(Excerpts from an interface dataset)

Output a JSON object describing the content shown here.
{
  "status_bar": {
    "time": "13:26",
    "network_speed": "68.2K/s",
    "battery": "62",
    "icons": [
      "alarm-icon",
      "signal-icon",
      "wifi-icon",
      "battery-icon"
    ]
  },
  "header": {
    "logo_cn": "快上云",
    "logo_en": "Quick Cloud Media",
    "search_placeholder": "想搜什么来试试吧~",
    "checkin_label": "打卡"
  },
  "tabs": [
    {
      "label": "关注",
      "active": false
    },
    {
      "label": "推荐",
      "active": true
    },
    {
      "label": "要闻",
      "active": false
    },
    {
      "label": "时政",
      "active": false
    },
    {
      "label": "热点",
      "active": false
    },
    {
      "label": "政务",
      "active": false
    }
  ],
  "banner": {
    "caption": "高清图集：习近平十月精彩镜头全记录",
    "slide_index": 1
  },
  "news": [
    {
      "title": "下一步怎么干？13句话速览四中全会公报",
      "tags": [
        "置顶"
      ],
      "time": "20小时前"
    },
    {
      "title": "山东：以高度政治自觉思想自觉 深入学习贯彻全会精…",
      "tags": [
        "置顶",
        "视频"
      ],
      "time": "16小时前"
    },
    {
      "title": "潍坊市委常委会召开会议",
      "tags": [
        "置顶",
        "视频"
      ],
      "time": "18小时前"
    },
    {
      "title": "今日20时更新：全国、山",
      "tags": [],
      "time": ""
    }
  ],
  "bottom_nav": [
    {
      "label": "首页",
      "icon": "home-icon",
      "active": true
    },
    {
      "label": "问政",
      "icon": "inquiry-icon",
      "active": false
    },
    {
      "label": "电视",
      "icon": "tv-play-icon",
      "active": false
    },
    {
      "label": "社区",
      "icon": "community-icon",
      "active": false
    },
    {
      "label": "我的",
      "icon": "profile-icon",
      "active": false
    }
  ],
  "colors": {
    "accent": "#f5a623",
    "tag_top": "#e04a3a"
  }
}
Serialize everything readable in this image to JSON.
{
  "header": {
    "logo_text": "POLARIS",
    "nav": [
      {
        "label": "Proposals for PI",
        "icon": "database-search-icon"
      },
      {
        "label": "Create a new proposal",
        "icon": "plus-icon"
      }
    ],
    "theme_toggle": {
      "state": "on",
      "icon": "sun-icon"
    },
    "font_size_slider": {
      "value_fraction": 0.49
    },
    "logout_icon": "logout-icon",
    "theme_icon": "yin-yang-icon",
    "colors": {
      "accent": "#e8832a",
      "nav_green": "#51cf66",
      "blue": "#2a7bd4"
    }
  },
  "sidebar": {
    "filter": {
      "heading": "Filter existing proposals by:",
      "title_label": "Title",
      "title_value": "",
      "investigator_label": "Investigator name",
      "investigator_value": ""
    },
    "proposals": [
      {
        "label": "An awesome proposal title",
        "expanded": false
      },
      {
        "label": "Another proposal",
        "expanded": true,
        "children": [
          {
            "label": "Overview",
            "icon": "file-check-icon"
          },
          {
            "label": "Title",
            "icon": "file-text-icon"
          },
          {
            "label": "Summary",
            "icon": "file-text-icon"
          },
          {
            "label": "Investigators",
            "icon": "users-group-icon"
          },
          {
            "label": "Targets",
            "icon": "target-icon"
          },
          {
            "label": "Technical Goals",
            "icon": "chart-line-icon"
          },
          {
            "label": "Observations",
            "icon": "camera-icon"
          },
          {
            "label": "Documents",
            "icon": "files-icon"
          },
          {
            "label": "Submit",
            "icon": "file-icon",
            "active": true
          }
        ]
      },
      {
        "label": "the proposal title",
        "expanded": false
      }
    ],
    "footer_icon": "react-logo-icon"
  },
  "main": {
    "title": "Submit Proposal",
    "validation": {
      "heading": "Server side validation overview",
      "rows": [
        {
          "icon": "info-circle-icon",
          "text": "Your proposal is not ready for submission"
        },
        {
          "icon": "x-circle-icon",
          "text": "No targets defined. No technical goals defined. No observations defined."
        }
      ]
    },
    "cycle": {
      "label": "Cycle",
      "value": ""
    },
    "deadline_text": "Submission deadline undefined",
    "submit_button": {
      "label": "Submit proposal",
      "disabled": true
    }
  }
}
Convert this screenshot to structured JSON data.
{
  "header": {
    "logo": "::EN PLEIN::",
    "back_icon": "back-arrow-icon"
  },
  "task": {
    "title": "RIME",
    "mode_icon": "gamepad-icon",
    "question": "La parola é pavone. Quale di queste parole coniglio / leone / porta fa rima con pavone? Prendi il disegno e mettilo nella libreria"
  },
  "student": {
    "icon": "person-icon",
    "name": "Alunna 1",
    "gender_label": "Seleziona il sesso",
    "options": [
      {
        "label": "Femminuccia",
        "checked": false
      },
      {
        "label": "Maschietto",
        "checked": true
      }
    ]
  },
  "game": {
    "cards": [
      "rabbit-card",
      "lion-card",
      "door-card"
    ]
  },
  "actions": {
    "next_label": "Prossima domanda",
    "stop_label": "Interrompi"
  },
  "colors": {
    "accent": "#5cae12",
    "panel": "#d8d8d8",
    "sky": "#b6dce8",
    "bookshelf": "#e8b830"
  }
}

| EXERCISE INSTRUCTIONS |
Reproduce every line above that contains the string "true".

| TASK OUTPUT |
      "active": true
      "active": true
        "expanded": true,
            "active": true
      "disabled": true
        "checked": true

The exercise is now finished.